Extracted data entries

■ ■ ■ ■ ■

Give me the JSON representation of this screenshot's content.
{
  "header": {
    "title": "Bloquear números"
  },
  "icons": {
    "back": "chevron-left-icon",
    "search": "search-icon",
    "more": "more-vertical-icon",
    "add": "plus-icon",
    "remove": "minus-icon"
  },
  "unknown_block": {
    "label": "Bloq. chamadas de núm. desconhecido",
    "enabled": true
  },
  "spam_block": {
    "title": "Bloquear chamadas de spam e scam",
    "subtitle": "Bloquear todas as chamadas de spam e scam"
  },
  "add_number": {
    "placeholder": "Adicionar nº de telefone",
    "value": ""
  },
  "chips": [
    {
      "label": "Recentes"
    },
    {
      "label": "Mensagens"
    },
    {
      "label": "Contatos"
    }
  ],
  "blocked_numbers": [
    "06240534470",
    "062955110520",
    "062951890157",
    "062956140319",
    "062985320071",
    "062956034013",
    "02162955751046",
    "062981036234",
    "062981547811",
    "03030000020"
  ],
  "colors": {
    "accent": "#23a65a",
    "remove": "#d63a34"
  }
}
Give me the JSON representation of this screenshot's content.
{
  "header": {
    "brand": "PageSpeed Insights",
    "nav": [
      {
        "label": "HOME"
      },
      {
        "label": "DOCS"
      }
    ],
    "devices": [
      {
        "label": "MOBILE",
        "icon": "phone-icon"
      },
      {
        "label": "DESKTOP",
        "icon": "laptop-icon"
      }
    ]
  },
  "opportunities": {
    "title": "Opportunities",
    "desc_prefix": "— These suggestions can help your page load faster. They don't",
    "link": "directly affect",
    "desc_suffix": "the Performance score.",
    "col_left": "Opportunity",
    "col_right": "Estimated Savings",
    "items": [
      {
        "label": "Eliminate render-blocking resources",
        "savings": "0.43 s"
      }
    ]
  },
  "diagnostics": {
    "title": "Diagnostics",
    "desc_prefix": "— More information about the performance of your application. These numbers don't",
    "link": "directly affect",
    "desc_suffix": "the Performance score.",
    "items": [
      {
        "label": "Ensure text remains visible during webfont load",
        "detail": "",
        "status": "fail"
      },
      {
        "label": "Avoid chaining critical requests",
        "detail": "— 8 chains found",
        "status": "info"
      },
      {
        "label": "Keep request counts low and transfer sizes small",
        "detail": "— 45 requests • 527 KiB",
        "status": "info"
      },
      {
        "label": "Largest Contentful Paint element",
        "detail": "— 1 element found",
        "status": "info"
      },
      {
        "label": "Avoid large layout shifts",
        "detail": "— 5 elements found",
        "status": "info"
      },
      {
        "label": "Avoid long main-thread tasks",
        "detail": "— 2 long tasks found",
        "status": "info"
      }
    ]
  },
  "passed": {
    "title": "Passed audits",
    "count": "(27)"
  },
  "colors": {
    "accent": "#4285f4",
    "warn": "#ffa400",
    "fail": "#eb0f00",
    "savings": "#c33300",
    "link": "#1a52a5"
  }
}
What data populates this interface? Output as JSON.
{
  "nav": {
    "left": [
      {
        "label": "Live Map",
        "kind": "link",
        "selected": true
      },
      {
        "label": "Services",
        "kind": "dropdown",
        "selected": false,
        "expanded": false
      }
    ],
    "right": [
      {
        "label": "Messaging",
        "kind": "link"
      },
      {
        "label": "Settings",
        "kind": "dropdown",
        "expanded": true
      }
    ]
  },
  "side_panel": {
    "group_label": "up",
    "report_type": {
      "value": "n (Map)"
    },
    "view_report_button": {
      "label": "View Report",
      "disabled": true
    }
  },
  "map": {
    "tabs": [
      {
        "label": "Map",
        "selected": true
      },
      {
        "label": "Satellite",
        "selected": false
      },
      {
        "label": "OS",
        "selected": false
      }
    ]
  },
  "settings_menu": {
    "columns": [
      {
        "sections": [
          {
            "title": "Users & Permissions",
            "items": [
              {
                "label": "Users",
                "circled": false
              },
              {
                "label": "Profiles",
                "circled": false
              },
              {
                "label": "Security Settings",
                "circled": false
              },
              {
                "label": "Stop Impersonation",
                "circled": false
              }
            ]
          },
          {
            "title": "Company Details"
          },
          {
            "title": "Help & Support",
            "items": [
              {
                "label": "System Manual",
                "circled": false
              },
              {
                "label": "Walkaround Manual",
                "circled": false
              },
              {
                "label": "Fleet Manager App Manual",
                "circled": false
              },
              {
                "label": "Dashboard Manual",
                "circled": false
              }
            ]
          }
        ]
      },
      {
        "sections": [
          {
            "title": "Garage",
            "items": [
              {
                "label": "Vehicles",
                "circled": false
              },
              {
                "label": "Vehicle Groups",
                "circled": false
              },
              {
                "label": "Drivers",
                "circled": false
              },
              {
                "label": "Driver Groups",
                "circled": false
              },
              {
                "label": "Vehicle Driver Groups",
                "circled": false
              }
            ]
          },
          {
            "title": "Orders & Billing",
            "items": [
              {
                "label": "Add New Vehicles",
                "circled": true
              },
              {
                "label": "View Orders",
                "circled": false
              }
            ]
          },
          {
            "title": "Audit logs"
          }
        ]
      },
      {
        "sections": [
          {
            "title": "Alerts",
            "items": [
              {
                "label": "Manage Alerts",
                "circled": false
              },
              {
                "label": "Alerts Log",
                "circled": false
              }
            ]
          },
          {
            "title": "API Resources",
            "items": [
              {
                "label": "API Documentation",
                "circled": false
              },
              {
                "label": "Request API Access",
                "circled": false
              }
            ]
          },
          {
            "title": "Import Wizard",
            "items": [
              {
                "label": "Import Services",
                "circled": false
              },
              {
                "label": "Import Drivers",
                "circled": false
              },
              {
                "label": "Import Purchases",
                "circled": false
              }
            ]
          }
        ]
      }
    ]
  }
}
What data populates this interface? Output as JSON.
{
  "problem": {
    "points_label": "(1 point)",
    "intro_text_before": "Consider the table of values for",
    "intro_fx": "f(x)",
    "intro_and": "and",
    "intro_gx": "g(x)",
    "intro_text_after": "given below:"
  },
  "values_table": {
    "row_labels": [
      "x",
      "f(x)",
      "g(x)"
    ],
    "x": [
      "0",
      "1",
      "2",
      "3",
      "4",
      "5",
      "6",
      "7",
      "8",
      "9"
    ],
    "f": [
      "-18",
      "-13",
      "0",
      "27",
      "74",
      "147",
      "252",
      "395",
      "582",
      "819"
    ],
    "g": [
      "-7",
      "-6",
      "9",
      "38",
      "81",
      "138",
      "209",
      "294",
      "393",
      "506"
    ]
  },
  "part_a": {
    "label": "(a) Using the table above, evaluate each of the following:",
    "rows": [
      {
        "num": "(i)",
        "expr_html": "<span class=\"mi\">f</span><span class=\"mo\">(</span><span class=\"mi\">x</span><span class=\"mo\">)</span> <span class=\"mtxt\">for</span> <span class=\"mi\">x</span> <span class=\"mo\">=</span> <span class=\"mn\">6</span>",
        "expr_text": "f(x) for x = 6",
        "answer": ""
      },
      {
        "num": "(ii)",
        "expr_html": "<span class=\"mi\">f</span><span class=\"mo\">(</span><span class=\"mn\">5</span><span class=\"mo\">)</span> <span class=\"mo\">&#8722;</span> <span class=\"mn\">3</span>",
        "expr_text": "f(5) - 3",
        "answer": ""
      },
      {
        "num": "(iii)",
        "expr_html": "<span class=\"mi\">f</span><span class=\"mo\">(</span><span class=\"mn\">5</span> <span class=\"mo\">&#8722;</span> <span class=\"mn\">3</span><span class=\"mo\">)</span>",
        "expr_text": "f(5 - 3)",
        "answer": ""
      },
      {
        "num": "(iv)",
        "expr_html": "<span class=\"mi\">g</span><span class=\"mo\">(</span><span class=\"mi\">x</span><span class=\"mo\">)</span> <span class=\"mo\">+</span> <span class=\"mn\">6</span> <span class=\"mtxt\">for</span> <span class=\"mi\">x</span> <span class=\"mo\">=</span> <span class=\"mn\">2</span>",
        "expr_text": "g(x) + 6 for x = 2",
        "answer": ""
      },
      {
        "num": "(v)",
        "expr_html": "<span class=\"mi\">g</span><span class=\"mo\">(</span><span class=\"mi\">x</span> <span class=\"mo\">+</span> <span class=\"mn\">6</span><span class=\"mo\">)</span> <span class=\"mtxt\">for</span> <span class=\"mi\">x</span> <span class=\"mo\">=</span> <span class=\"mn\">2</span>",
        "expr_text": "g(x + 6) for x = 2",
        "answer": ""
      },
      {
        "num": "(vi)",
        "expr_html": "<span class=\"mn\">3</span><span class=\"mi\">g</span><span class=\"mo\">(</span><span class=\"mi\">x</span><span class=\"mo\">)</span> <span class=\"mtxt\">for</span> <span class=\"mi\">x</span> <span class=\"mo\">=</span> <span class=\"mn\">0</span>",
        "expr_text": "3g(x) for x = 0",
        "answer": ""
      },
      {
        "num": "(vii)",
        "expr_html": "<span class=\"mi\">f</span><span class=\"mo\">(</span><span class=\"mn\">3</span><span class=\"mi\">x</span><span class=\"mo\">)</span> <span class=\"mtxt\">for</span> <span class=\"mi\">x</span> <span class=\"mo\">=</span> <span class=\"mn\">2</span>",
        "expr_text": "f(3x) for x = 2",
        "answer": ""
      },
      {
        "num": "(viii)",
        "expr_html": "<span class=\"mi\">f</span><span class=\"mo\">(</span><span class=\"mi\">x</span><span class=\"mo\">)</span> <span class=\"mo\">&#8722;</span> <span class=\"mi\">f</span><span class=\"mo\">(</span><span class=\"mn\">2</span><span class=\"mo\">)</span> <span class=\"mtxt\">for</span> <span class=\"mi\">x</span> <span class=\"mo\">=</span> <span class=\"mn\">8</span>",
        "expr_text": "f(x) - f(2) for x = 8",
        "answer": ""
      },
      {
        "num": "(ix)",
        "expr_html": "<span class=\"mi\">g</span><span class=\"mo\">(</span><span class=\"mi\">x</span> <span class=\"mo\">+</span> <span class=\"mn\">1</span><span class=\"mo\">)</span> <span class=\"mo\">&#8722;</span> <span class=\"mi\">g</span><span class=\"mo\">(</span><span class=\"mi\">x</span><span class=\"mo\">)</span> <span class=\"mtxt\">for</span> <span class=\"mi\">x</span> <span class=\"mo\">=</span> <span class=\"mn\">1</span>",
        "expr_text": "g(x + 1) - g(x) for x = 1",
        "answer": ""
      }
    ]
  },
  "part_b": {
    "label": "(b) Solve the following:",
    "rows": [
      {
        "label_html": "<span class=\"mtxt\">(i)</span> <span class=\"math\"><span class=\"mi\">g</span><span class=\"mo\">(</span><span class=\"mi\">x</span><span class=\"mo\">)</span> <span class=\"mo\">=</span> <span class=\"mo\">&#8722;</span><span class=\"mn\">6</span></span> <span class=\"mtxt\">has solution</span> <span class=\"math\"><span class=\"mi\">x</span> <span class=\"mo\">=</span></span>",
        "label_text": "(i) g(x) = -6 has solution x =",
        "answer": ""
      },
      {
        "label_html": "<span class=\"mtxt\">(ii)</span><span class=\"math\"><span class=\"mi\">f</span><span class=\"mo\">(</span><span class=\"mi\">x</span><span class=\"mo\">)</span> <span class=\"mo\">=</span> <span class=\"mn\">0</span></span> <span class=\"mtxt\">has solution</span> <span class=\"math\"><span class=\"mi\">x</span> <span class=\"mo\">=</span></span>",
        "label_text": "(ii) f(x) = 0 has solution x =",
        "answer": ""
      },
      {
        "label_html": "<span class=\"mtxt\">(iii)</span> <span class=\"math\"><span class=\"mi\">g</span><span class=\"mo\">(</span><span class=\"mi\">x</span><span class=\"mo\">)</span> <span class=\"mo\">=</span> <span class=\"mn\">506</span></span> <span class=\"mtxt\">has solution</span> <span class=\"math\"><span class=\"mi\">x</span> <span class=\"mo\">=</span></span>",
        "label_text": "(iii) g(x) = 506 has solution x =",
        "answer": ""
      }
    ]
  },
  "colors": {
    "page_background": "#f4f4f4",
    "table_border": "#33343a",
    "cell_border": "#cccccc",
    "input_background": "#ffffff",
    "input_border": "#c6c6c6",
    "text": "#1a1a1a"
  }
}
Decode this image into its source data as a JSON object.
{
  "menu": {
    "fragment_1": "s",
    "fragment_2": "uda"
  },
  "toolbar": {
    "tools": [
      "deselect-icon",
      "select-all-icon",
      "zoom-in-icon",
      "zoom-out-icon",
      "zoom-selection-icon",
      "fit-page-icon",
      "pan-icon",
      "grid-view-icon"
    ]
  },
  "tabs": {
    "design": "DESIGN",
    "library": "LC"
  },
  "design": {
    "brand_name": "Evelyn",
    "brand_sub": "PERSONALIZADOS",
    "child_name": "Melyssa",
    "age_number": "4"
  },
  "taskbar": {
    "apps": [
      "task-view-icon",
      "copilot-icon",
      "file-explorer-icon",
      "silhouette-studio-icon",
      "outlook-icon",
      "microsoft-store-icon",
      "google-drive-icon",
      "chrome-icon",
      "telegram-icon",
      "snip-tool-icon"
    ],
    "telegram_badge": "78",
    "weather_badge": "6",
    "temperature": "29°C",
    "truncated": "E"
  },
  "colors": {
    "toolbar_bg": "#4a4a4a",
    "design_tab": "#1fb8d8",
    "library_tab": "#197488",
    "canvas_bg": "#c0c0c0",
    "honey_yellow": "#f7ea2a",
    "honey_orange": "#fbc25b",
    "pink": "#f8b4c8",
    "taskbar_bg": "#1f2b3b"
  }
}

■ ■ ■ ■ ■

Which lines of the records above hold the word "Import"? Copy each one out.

            "title": "Import Wizard",
                "label": "Import Services",
                "label": "Import Drivers",
                "label": "Import Purchases",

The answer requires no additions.